The Department of International Relations and Cooperation (Dirco) says the diplomatic immunity granted to BRICS attendees does not override any warrant issued by any international tribunal.
On Monday, Dirco issued a notice in the government gazette on immunities and privileges for BRICS foreign minister who will be attending a meeting in Cape Town in June and the Summit in August.
Diplomatic immunity is a status granted to a diplomat that exempts them from the laws of a foreign jurisdiction.
The move by the international relations department come as calls mount for the South African government to arrest Russian President, Vladimir Putin, should he set foot in the country.
In March, the International Criminal Court (ICC) issued a warrant of arrest for Putin for his alleged involvement in war crimes in Ukraine the for the unlawful deportation of children.
South Africa, which is a signatory of the Rome Statute, is obliged to arrest Putin should he come to the country.
Dirco Spokesperson, Clayson Monyela, says this is a standard conferment of immunities that all countries do for international conferences and summits held.
“The immunities are for the conference and not for specific individuals. They are meant to protect the conference and its attendees from the jurisdiction of the host country for the duration of the conference,” explains Monyela.
The DA on arresting Putin
The Democratic Alliance (DA) has since launched a court application in the Gauteng Division of the High Court, requesting a declaratory order in a bid to have Putin handcuffed should he come to South Africa.

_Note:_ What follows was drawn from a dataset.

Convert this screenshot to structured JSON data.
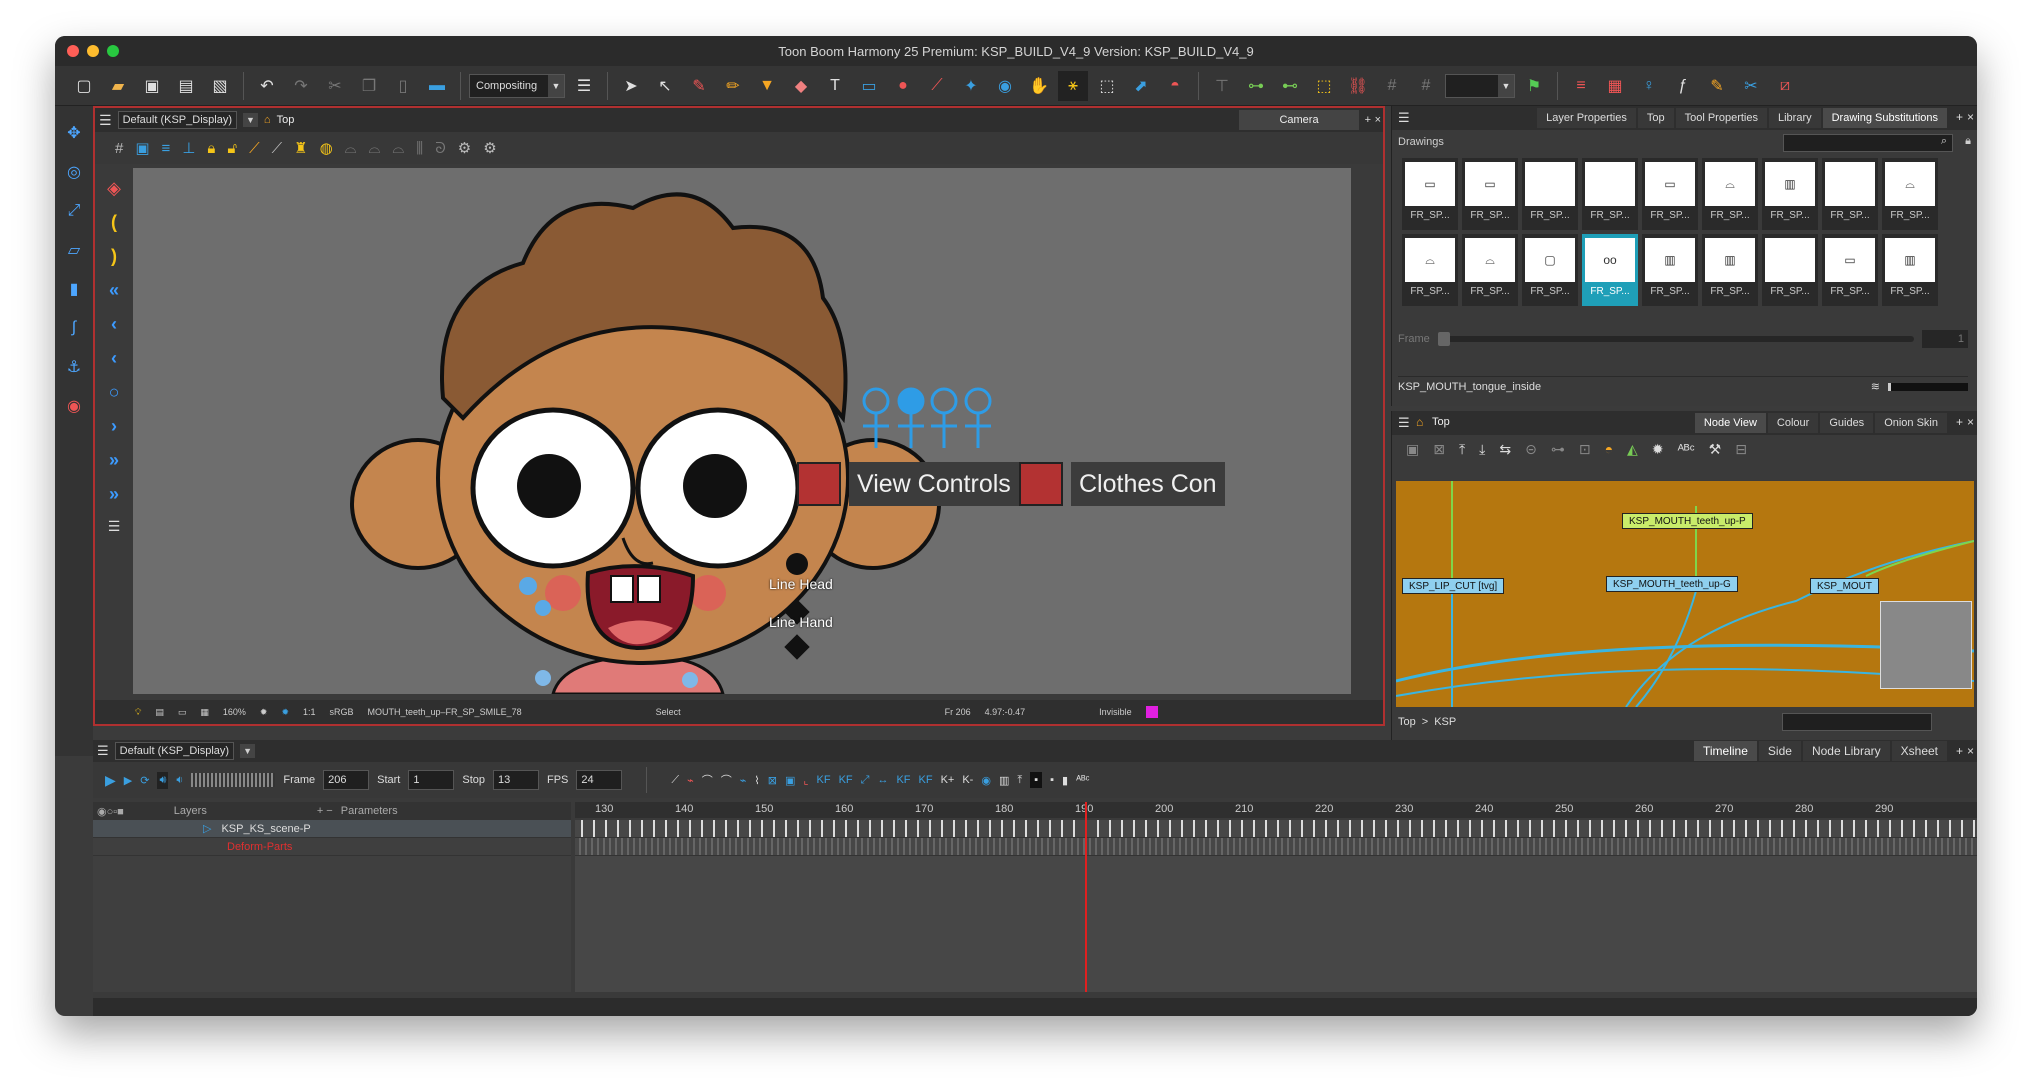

The DA’s Shadow Minister for Justice, Glynnis Breytenbach, says they want to avoid a repeat of the Al-Bashir saga when the government failed to uphold its duty to arrest him in 2015.
The ICC wanted to prosecute the former Sudanese President, Omar Al-Bashir, for alleged genocide, war crimes and crimes against humanity in Darfur.
“The DA is seeking this declaratory order to ensure that there is no legal ambiguity relating to the procedure to be followed, and the obligations placed upon the state, should President Putin set foot in South Africa,” said Breytenbach.
SANDF on arresting Putin
Meanwhile, the South African Defence Force (SANDF) has revealed that it does not have the power to arrest Putin.
SANDF Chief, Rhudzani Maphwanya, says the ability to effect the warrant by the ICC lies with the police and justice ministers, Bheki Cele and Ronald Lamola, respectively.
Written by: Lindiwe Mpanza